• United States

New EMC Symmetrix arrays may cut costs for users

Jan 20, 20034 mins

EMC targets midrange users with top-tier technology

HOPKINTON, MASS. – EMC on Feb. 3 is expected to unveil a trio of Symmetrix storage arrays that feature a modular design the company hopes finally will convince midrange users that high-end storage capabilities are within their grasp.

To attract customers to its top-of-the-line storage gear, EMC is letting them start with midrange Clariion arrays and then reuse those systems’ disk drives, PowerPath high-availability software and Fibre Channel host bus adapters in new Symmetrix arrays.

“This capability makes it much easier for customers to call [the arrays] an ‘upgrade’ instead of a new purchase,” says Kent Smith, principal consultant for IPSO, a business systems integrator in Wayland, Mass. “[Customers have] very little new-purchase capital budget right now.”

The DMX family of Symmetrix arrays consists of three models – the DMX800, DMX1000 and DMX2000. The DMX800 is the company’s first rack-mountable Symmetrix and contains 16 to 120 73G byte or 146G byte Fibre Channel drives operating at 2G bit/sec. The DMX1000 is a single enclosure that contains 48 to 144 drives. The DMX2000 is a two-enclosure system with 96 to 288 drives for a maximum useable capacity of about 42 terabytes.
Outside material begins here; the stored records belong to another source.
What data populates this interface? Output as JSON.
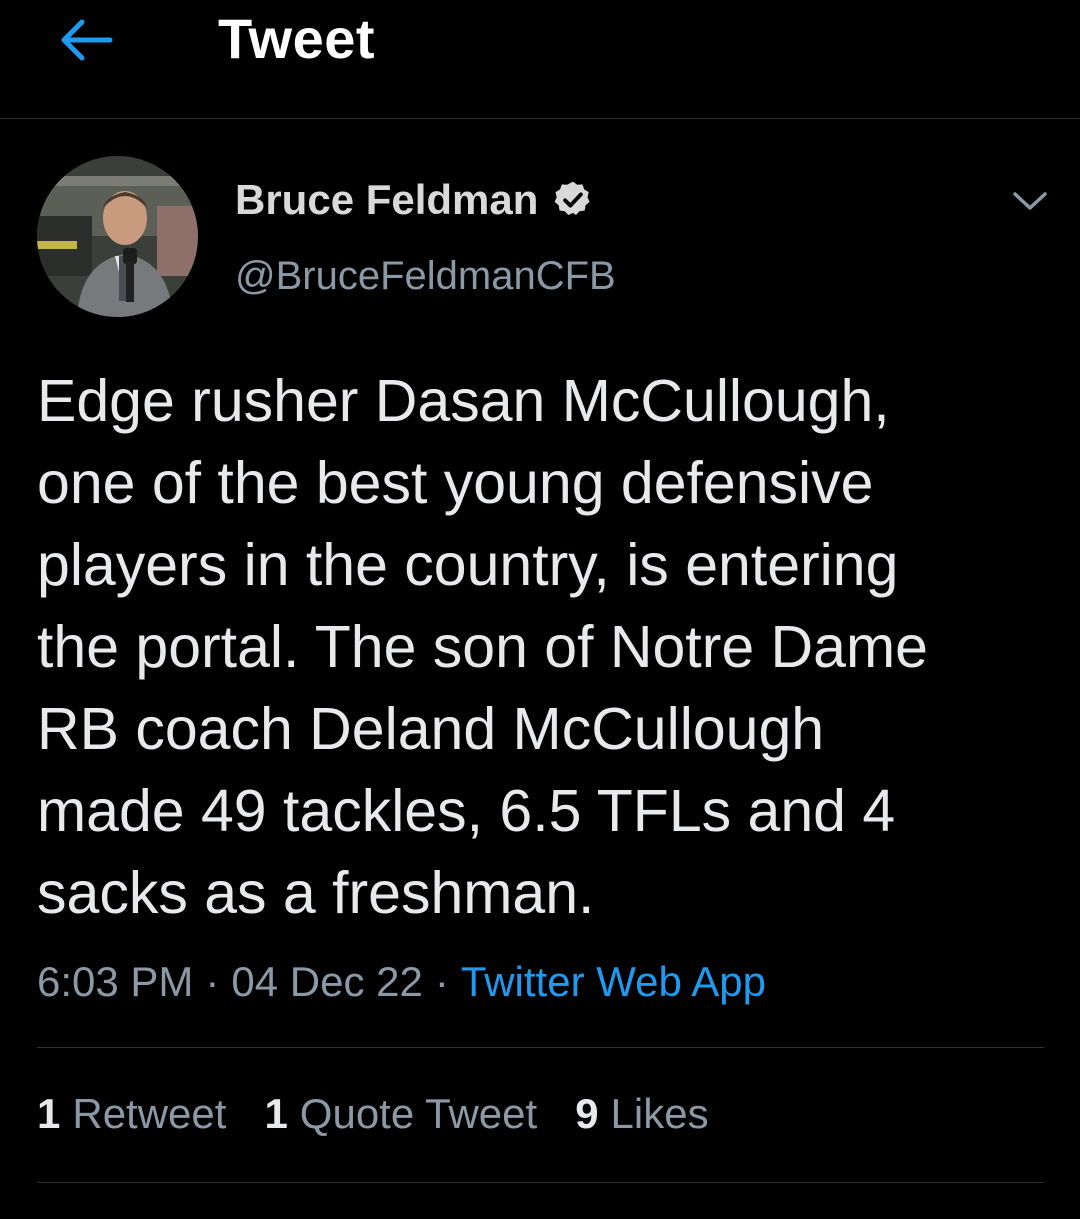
{
  "header": {
    "title": "Tweet",
    "back_icon": "arrow-left-icon",
    "accent_color": "#1d9bf0"
  },
  "author": {
    "name": "Bruce Feldman",
    "handle": "@BruceFeldmanCFB",
    "verified_icon": "verified-badge-icon",
    "more_icon": "chevron-down-icon"
  },
  "tweet": {
    "text": "Edge rusher Dasan McCullough,\none of the best young defensive\nplayers in the country, is entering\nthe portal. The son of Notre Dame\nRB coach Deland McCullough\nmade 49 tackles, 6.5 TFLs and 4\nsacks as a freshman.",
    "time": "6:03 PM",
    "date": "04 Dec 22",
    "separator": "·",
    "source": "Twitter Web App"
  },
  "stats": {
    "retweets_count": "1",
    "retweets_label": "Retweet",
    "quotes_count": "1",
    "quotes_label": "Quote Tweet",
    "likes_count": "9",
    "likes_label": "Likes"
  }
}
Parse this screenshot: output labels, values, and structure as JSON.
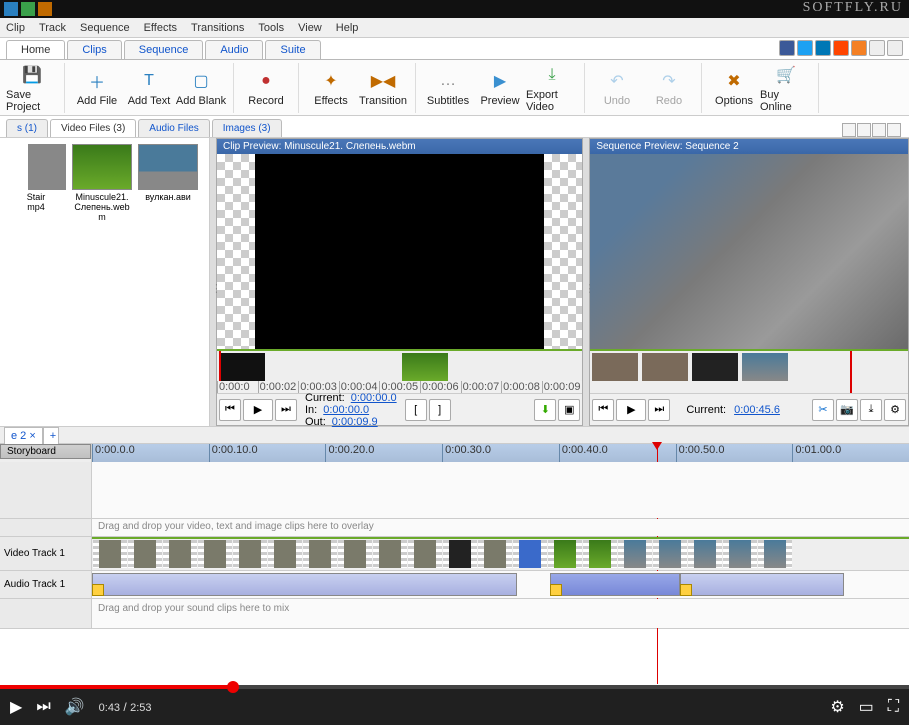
{
  "watermark": "SOFTFLY.RU",
  "menu": [
    "Clip",
    "Track",
    "Sequence",
    "Effects",
    "Transitions",
    "Tools",
    "View",
    "Help"
  ],
  "tabbar": [
    "Home",
    "Clips",
    "Sequence",
    "Audio",
    "Suite"
  ],
  "ribbon": [
    {
      "label": "Save Project",
      "color": "#3aa04a",
      "glyph": "💾"
    },
    {
      "label": "Add File",
      "color": "#2a80c0",
      "glyph": "＋"
    },
    {
      "label": "Add Text",
      "color": "#2a80c0",
      "glyph": "T"
    },
    {
      "label": "Add Blank",
      "color": "#2a80c0",
      "glyph": "▢"
    },
    {
      "label": "Record",
      "color": "#c03030",
      "glyph": "●"
    },
    {
      "label": "Effects",
      "color": "#c06a00",
      "glyph": "✦"
    },
    {
      "label": "Transition",
      "color": "#c06a00",
      "glyph": "▶◀"
    },
    {
      "label": "Subtitles",
      "color": "#888",
      "glyph": "…"
    },
    {
      "label": "Preview",
      "color": "#3a90d0",
      "glyph": "▶"
    },
    {
      "label": "Export Video",
      "color": "#3aa04a",
      "glyph": "⤓"
    },
    {
      "label": "Undo",
      "color": "#3a90d0",
      "glyph": "↶",
      "disabled": true
    },
    {
      "label": "Redo",
      "color": "#3a90d0",
      "glyph": "↷",
      "disabled": true
    },
    {
      "label": "Options",
      "color": "#c06a00",
      "glyph": "✖"
    },
    {
      "label": "Buy Online",
      "color": "#3aa04a",
      "glyph": "🛒"
    }
  ],
  "mediaTabs": {
    "a": "s (1)",
    "b": "Video Files (3)",
    "c": "Audio Files",
    "d": "Images (3)"
  },
  "mediaItems": [
    {
      "label": "Stair\nmp4",
      "cls": "partial"
    },
    {
      "label": "Minuscule21.\nСлепень.webm",
      "cls": "grass"
    },
    {
      "label": "вулкан.ави",
      "cls": "sky"
    }
  ],
  "clipPreview": {
    "title": "Clip Preview: Minuscule21. Слепень.webm",
    "ruler": [
      "0:00:0",
      "0:00:02",
      "0:00:03",
      "0:00:04",
      "0:00:05",
      "0:00:06",
      "0:00:07",
      "0:00:08",
      "0:00:09"
    ],
    "times": {
      "currentLbl": "Current:",
      "currentVal": "0:00:00.0",
      "inLbl": "In:",
      "inVal": "0:00:00.0",
      "outLbl": "Out:",
      "outVal": "0:00:09.9"
    }
  },
  "seqPreview": {
    "title": "Sequence Preview: Sequence 2",
    "currentLbl": "Current:",
    "currentVal": "0:00:45.6"
  },
  "seqTab": "e 2 ×",
  "storyboard": "Storyboard",
  "ruler": [
    "0:00.0.0",
    "0:00.10.0",
    "0:00.20.0",
    "0:00.30.0",
    "0:00.40.0",
    "0:00.50.0",
    "0:01.00.0"
  ],
  "overlayHint": "Drag and drop your video, text and image clips here to overlay",
  "videoTrackLbl": "Video Track 1",
  "audioTrackLbl": "Audio Track 1",
  "mixHint": "Drag and drop your sound clips here to mix",
  "player": {
    "current": "0:43",
    "duration": "2:53"
  }
}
The array uses 10,000 and 15,000 RPM drives.

While EMC declined to comment on the upcoming news, industry analysts offered their praise.

“We expect EMC’s announcement to be important for its legacy customers, as well as midrange clients that may not yet have had an EMC relationship,” says Tony Prigmore, senior analyst for the Enterprise Storage Group.

In a departure from its previous Symmetrix systems, the new releases are modular, rather than monolithic. Demand for the latter systems is growing more slowly than for modular, midrange storage, analysts say. Gartner expects high-end storage to increase from $7.4 billion in 2001 to $8 billion in 2006. By contrast, midrange, modular storage will grow from $5.9 billion in 2001 to $9 billion in 2006. HP leads the midrange market with a 35.5% market share, Gartner says. EMC has a paltry 5% market share in midrange storage, while it dominates the monolithic market with 41.5%.

In monolithic storage, the RAID controllers and disk drives are packaged with cache memory and high-availability features in a single large cabinet that is then populated with terabytes of disk drives. Systems such as the Symmetrix 8000, IBM’s Enterprise Storage Server (code-named Shark) and Hitachi Data Systems’ Lightning are examples of monolithic storage. Users without huge capacity needs might buy monolithic storage with its high-availability and performance features, understanding that they won’t be able to provision it with all the disk capacity it is capable of using.

Modular storage, which is common to HP’s Enterprise Virtual system, Dell’s PowerVault storage and EMC’s Clariion, normally doesn’t have large enclosure, high-availability features and large cache memory. It separates RAID controllers from disk drive modules, which are housed in standard racks, letting users add capacity and availability features as needed. Customers will provision the modular storage with high-availability features and cache memory when they buy new storage disks.

Also, in contrast to the previous Symmetrix bus-based architecture, the new Symmetrix models use a matrix switched-loop architecture that connects as many as nine trays containing disks to storage controllers, thus speeding performance.

In traditional Fibre Channel systems, one controller connects to one or two disk trays via a Fibre Channel arbitrated loop, which controls the passing of data over the network. EMC’s new architecture improves performance without saturating bandwidth and, according to EMC, provides better performance than InfiniBand, sources say. The matrix also allows internal operations that are five to 10 times as fast as previous Symmetrix systems. Sources say the company has tested more disks per loop and will support them in the future.

Analysts say the new matrix switching architecture is a surprising feature from a vendor that has relied heavily on bus-based architectures.

“They will go to a new architecture, which will substantially improve their throughput and performance,” says Roger Cox, chief analyst for Gartner. “Boxes are growing bigger and bigger, therefore you have to have more horsepower to handle the capacity.”

Pricing for the new products has yet to be set.